      Downtown, I agree with you on the electro-magnetic field angle completely. Correct me if I’m wrong, but most data centers are built as Faraday cages anyway? I’d like to some information what they’re putting off anyway. Another aspect of this property: it has the recently upgraded mega huge transmission lines running right along it.

  • 2017-12-07 at 9:49 am
    Permalink

    We trade you a no vote on the data centerfor a no vote on the Potomac bridge, Ralph!

  • 2017-12-07 at 10:55 am
    Permalink

    Such as? Explain it to us Downtown. I’ve been hearing about this spot for years. We just take it on faith that is really only on of 10 places in the entire universe… There is a heck of a lot more biological diversity in LoCo than most people imagine.

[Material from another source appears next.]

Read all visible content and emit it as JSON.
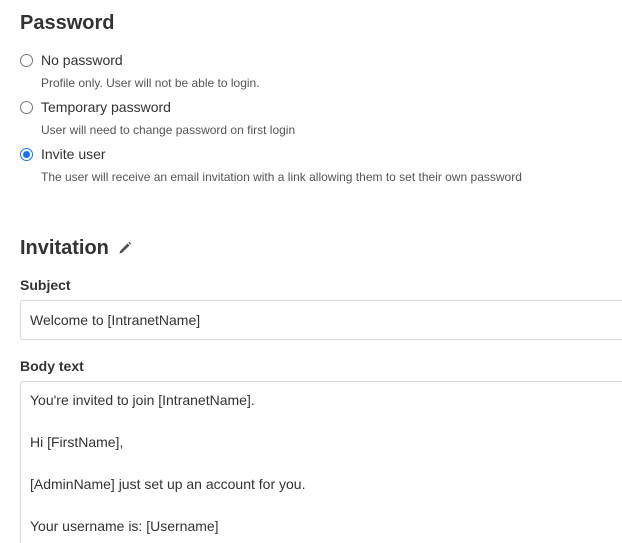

    For the record, I despise development. But I recognize people have property rights. This place has been for sale for a long time. It already got nixed for an “over 50” development (what more could you ask for: taxpayers with no kids?), so here we are.

    I know this place; the spot were talking about is adjacent to the Toll Road. As in, you could hop the fence and be on it real quick. Somehow, it’s still there. It’s across the road from Loudoun Waters massive new treatment plant. Just up the hill is the new power plant. Across the street is the massive and environmentally devastating Academies of Loudoun.
    I’m more than interested in what exactly does it take to be listed as a “Northern Piedmont Mafic Barren?” There are outcroppings exactly like this up and down the lower Goose. They all face south, they have a load of lichens and other species all over them. Who’s to say the spores, seeds, whatnot couldn’t spread to other outcroppings a short distance away? You can’t hold life back, it will spread as you well know.

    I want to know what it is, specifically. And how it’s it not possible to be anywhere else nearby. That defies everything we know about science. Where are the other 9 places?

    If i had my way, and the money, I’d buy the place myself and keep it just as it is. But I also understand the expense the owners must be shouldering as it is. I didn’t want the tool road built, but tough luck. I didn’t want the power plant and the water treatment plant built, but oh well. I didn’t want the Academies of Loudoun, which destryoed an icredible stand of hardwoods with low

    • 2017-12-07 at 11:01 am
      Permalink

      sorry, … with seasonal water courses and wetlands that supported God knows how many critters, Now, all of the toxic construction debris and residue, and massive earth moving, altered natural water courses, effect me. All of the land flush comes right at me, in the form of parking lot runoff and sterile storm management pond runoff. Ain’t I lucky? It’s reality and it sucks, but here we are.

  • 2017-12-07 at 3:19 pm
    Permalink

    Chris, you (as usual) make a great point. While this is currently zoned Transition and can only house 10 homes, that doesn’t mean that it will be in the Transition Zone next year after the Comp plan rehaul or some other point in the future. I’ve been opposed to this data center in this place because it is a toehold into the TZ. Maybe it is the lesser of 2 evils and prevents housing in the long run. Food for thought.

Leave a Reply